Here I'm facing a short-right hole location on a raised green. It's a sucker pin. If I go for it and come up short, my ball's going to roll into that collection area, which is a tough up-and-down. If I go long on that line, I'll have a slick, downhill chip--that's no bargain, either.
To the left of the pin, I can see there's a lot of green. So I'll play to that side, over the bunker, and be sure to take enough club. If I go long, at worst I'll have a chip with the whole green to work with. It's a much easier spot to recover from.
Many times in competition I've intentionally missed a green to leave myself an easy chip rather than a trouble shot or really difficult putt. Sometimes the potential reward isn't worth the risk.
MORE THOUGHTS FROM TOM
Discipline yourself to avoid risk. Play to your strengths and away from your weaknesses. If you don't think you could pull off a shot eight times in 10, you should probably play it safe.
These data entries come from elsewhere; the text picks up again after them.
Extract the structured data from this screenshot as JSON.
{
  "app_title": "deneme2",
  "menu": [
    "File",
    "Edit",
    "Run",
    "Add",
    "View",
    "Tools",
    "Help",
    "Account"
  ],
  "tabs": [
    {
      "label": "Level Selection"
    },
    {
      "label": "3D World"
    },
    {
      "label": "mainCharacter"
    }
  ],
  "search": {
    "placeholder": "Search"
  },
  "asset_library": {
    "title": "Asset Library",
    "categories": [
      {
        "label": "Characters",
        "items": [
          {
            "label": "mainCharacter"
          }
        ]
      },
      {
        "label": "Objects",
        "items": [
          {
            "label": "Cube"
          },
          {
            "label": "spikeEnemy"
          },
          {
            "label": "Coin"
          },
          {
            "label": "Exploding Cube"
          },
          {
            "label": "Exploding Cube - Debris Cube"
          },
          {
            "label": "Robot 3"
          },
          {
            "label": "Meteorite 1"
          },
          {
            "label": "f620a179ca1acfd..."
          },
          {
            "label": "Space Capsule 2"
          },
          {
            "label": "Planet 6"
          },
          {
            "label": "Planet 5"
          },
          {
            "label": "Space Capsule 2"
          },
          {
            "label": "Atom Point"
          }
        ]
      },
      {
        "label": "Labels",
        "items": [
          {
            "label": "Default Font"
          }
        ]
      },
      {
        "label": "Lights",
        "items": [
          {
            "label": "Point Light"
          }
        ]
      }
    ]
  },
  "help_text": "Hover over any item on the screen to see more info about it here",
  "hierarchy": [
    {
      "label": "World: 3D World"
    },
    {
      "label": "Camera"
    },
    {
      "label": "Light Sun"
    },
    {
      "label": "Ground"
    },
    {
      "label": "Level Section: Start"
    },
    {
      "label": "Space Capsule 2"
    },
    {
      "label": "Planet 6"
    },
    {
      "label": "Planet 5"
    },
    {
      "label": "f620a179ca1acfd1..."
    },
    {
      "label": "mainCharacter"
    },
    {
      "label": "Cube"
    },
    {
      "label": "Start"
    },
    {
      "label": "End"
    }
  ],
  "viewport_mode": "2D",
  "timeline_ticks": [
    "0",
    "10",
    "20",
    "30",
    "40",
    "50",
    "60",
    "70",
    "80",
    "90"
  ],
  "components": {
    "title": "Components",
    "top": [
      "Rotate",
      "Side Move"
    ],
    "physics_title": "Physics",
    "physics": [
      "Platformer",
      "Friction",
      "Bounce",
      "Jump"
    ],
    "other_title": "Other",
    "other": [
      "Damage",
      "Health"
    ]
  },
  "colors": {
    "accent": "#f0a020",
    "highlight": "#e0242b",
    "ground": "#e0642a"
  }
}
TOM WATSON, on Twitter @TomWatsonPGAPro, is a Golf Digest Playing Editor and the captain of the 2014 United States Ryder Cup team.